[Opening DATA PROVIDED section]

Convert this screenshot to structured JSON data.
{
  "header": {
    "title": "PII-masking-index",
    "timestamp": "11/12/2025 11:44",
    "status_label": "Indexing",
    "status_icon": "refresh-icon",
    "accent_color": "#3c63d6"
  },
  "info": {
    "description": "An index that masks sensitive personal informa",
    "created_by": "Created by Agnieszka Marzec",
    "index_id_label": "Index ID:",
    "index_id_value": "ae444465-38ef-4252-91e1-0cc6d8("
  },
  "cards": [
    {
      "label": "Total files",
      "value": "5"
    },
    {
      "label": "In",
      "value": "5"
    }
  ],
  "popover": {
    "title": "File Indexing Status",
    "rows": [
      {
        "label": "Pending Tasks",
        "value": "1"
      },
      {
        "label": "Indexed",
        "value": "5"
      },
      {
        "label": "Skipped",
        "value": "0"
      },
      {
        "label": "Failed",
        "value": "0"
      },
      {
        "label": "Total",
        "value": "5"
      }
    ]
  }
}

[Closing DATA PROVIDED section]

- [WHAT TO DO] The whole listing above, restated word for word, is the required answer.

- [RESPONSE TO THIS EXERCISE]
Convert this screenshot to structured JSON data.
{
  "header": {
    "title": "PII-masking-index",
    "timestamp": "11/12/2025 11:44",
    "status_label": "Indexing",
    "status_icon": "refresh-icon",
    "accent_color": "#3c63d6"
  },
  "info": {
    "description": "An index that masks sensitive personal informa",
    "created_by": "Created by Agnieszka Marzec",
    "index_id_label": "Index ID:",
    "index_id_value": "ae444465-38ef-4252-91e1-0cc6d8("
  },
  "cards": [
    {
      "label": "Total files",
      "value": "5"
    },
    {
      "label": "In",
      "value": "5"
    }
  ],
  "popover": {
    "title": "File Indexing Status",
    "rows": [
      {
        "label": "Pending Tasks",
        "value": "1"
      },
      {
        "label": "Indexed",
        "value": "5"
      },
      {
        "label": "Skipped",
        "value": "0"
      },
      {
        "label": "Failed",
        "value": "0"
      },
      {
        "label": "Total",
        "value": "5"
      }
    ]
  }
}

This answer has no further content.